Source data
※ ※ ※
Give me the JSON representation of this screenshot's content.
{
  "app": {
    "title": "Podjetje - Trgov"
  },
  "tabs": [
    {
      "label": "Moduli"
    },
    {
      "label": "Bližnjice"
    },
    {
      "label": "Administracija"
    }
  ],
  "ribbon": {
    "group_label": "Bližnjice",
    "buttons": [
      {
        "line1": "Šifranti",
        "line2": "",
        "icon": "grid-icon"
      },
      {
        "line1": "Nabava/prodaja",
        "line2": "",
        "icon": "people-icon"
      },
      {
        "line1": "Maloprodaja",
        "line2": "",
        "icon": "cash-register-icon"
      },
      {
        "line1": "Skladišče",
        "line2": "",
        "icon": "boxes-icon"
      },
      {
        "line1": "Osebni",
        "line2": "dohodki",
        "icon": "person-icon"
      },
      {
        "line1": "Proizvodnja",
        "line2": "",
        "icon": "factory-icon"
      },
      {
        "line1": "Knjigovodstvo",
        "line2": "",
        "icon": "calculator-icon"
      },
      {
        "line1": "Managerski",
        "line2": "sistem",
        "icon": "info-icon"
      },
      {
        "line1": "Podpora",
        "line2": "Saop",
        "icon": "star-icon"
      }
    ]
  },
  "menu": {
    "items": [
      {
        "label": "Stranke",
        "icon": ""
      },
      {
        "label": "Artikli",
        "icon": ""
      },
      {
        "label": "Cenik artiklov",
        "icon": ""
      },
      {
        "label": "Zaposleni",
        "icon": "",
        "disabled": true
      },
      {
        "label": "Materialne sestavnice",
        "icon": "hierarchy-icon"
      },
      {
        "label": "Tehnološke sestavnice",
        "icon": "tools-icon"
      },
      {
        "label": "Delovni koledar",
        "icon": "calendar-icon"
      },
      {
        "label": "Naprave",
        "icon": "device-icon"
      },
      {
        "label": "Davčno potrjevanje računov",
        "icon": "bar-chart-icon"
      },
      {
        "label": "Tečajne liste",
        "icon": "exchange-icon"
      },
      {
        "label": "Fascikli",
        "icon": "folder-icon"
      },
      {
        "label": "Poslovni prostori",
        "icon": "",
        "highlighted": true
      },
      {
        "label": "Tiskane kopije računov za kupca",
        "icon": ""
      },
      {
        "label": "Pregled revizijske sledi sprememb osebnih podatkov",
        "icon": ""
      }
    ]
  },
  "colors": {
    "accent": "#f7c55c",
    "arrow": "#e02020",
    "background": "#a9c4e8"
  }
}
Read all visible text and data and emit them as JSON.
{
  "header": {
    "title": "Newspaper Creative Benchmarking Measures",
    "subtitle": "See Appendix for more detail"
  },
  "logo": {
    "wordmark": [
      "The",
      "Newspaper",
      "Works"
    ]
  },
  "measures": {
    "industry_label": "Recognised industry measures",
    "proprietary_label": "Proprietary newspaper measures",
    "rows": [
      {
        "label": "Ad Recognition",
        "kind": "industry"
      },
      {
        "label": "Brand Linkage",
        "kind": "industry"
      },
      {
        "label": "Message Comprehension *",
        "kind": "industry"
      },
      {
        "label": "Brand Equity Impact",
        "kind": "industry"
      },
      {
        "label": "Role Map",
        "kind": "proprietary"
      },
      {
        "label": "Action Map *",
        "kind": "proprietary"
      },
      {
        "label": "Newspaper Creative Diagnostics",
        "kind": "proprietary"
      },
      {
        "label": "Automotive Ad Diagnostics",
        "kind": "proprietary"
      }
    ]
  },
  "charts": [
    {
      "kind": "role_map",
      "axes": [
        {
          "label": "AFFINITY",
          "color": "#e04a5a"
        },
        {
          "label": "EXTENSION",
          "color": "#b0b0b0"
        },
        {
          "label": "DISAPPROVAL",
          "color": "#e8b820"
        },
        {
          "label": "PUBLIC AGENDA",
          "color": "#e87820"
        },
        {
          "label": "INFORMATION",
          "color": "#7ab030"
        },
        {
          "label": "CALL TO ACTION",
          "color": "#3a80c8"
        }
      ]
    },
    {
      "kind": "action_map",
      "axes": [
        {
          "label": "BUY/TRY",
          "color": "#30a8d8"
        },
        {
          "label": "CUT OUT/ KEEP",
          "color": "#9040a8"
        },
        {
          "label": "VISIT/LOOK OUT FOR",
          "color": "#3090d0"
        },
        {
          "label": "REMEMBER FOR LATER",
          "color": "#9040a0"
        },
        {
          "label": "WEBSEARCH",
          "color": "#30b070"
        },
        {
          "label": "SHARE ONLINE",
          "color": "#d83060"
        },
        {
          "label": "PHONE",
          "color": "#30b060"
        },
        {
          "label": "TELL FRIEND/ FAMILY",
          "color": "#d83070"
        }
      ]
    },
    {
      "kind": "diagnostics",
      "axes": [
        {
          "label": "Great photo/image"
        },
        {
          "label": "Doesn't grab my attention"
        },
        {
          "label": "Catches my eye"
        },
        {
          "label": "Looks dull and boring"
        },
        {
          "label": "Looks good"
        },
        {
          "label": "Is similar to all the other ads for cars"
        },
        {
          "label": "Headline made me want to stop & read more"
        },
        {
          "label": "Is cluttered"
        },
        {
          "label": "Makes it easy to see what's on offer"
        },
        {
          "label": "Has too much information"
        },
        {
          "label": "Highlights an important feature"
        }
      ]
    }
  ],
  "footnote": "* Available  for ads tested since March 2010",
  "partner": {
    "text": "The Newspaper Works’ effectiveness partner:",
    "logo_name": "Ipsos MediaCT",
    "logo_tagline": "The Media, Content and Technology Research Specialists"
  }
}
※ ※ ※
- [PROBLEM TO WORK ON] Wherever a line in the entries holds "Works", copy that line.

- [EXPECTED OUTPUT]
      "Works"
    "text": "The Newspaper Works’ effectiveness partner:",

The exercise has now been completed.